By David Leacock, Policy and Research Intern at the Wellesley Institute
Yesterday Toronto City Council took an important step toward improving access to the city for undocumented workers. The motion, approved by an overwhelming majority 37-3, affirmed a recommendation from the Community Development and Recreation Committee for the City to explore opportunities to enhance the access without fear policy.
This is an important step by our municipal government and it is crucial to improving population health in Toronto. Undocumented workers face extreme health risks and are without access to legislated minimum standards with regard to employment terms and conditions and workplace health and safety. Our submission to the CDRC committee indicated that these workers face adverse mental health outcomes: anxiety, depression and trauma stemming from fears of deportation. Additionally, barriers to services and poor working conditions have adverse consequences for women and children. Providing enhanced access means that all residents are provided with services regardless of their immigration status.
The motion recommends training frontline city staff and managers to ensure that they can provide access without fear. It also recommends the use of a public education strategy to inform Torontonians of the policy. With this done, undocumented residents can be confident that city agencies will deliver services in safe and inclusive environments and this will reduce barriers to access and adverse health outcomes.
The motion also included a recommendation that City Council request that the federal government establish a regularization program for undocumented residents and that the provincial government review its polices on providing services to undocumented residents with a view of enhancing access to health care and other key services. This is an astute recommendation by council and emphasizes the importance of inclusive and equitable city building.
Our submission emphasized that the recent changes to federal immigration policies will lead to an increase in the number of undocumented residents in Toronto. It is important that proactive policy decisions are taken to facilitate the appropriate management of this expected change in our city. Exploring the options available to improve access to health care for all residents, including those without status is essential to building a healthy and equitable Toronto.

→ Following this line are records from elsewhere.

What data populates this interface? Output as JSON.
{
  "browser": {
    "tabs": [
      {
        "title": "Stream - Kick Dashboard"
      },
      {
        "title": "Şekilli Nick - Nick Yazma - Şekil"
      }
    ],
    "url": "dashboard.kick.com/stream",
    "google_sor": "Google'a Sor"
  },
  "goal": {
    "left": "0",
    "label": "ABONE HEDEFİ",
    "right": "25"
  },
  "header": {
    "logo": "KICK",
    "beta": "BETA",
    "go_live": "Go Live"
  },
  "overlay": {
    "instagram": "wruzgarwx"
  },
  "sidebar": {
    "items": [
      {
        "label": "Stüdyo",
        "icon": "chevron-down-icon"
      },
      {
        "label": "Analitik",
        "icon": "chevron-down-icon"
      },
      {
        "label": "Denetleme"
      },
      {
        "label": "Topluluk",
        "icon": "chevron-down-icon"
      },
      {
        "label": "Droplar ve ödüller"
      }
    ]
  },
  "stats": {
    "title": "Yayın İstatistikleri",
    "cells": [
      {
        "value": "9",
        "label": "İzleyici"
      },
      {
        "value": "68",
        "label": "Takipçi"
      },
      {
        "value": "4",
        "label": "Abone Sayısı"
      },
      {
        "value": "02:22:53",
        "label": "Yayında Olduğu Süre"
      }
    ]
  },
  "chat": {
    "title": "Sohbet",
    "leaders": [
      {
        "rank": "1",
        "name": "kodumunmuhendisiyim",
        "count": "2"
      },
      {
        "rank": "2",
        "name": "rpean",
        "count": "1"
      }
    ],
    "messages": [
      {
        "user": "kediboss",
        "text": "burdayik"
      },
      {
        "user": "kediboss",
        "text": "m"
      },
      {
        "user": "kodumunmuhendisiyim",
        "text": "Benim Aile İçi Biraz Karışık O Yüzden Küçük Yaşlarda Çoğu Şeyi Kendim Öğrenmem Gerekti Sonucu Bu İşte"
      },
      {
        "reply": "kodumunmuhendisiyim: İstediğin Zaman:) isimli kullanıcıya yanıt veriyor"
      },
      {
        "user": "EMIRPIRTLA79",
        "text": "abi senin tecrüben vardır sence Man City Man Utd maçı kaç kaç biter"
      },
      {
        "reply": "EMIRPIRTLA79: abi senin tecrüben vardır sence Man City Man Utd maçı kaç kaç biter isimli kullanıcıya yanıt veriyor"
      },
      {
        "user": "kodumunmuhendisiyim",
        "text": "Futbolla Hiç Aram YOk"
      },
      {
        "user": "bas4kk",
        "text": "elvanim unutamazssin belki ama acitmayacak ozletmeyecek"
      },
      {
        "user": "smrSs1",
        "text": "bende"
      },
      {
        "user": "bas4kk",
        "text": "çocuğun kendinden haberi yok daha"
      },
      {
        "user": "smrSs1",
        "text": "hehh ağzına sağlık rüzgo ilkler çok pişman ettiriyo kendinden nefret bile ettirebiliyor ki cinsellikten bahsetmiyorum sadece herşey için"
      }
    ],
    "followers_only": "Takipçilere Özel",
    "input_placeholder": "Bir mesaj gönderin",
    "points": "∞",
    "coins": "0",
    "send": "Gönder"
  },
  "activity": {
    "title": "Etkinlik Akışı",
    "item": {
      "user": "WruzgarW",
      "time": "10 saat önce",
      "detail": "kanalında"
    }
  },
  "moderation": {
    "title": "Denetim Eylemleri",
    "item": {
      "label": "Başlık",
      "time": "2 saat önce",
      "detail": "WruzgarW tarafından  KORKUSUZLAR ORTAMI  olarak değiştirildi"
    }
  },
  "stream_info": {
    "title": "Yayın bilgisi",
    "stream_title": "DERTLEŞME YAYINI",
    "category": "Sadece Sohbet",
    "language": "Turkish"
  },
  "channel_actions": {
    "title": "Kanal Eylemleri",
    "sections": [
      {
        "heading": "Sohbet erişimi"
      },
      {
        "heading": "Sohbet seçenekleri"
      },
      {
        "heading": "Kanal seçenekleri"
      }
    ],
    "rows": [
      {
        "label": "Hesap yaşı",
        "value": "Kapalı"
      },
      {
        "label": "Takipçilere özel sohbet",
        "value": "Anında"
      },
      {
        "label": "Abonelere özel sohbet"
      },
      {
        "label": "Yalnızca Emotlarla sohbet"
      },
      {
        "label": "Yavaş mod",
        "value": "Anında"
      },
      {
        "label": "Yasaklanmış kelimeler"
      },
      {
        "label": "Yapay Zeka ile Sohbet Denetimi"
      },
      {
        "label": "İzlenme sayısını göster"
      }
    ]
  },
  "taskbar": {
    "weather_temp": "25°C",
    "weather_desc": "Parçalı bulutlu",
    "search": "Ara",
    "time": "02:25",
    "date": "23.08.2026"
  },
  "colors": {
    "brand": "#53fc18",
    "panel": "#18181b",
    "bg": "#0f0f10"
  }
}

We look forward to reading the report. We eagerly anticipate council’s vote to formalize and enhance the policy and in doing so, officially provide access without fear in Toronto.